(Given data begins)
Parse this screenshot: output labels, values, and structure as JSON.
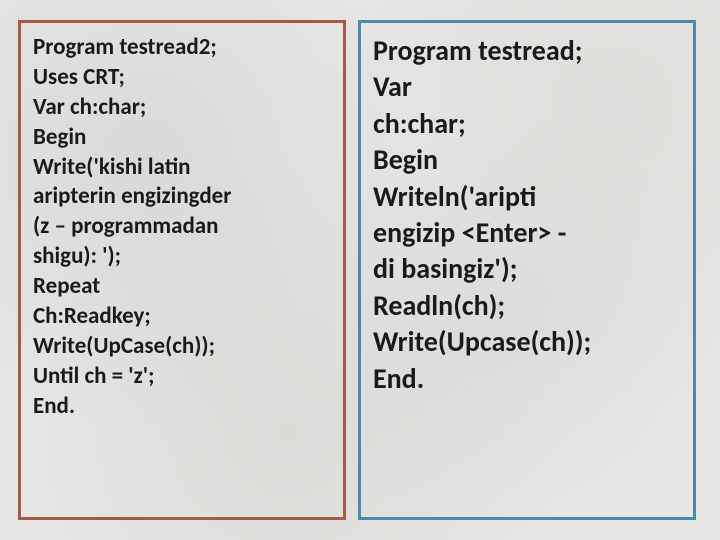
{
  "left_box": {
    "lines": [
      "Program testread2;",
      "Uses CRT;",
      "Var ch:char;",
      "Begin",
      "Write('kishi latin",
      "aripterin engizingder",
      "(z – programmadan",
      "shigu): ');",
      "Repeat",
      "Ch:Readkey;",
      "Write(UpCase(ch));",
      "Until ch = 'z';",
      "End."
    ]
  },
  "right_box": {
    "lines": [
      "Program testread;",
      "Var",
      "ch:char;",
      "Begin",
      "Writeln('aripti",
      "engizip <Enter> -",
      "di basingiz');",
      "Readln(ch);",
      "Write(Upcase(ch));",
      "End."
    ]
  }
}
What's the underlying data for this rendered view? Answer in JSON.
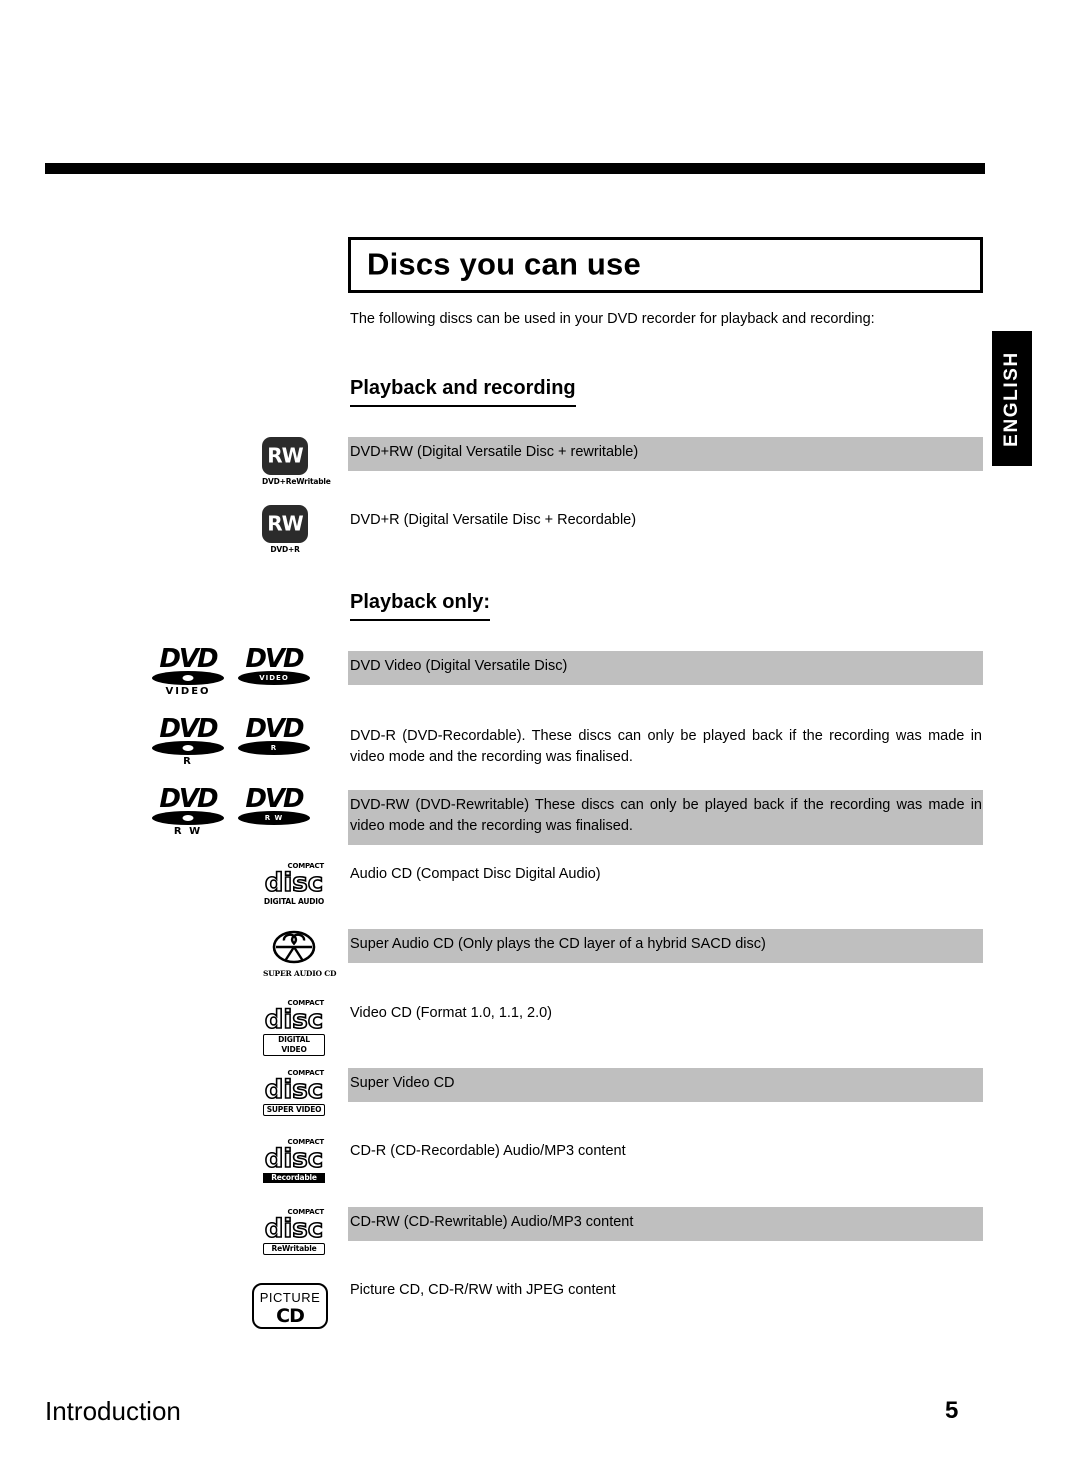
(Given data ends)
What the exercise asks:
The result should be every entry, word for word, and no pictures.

Answer below:
Parse this screenshot: output labels, values, and structure as JSON.
{
  "left_box": {
    "lines": [
      "Program testread2;",
      "Uses CRT;",
      "Var ch:char;",
      "Begin",
      "Write('kishi latin",
      "aripterin engizingder",
      "(z – programmadan",
      "shigu): ');",
      "Repeat",
      "Ch:Readkey;",
      "Write(UpCase(ch));",
      "Until ch = 'z';",
      "End."
    ]
  },
  "right_box": {
    "lines": [
      "Program testread;",
      "Var",
      "ch:char;",
      "Begin",
      "Writeln('aripti",
      "engizip <Enter> -",
      "di basingiz');",
      "Readln(ch);",
      "Write(Upcase(ch));",
      "End."
    ]
  }
}
What's the underlying data for this rendered view? Answer in JSON.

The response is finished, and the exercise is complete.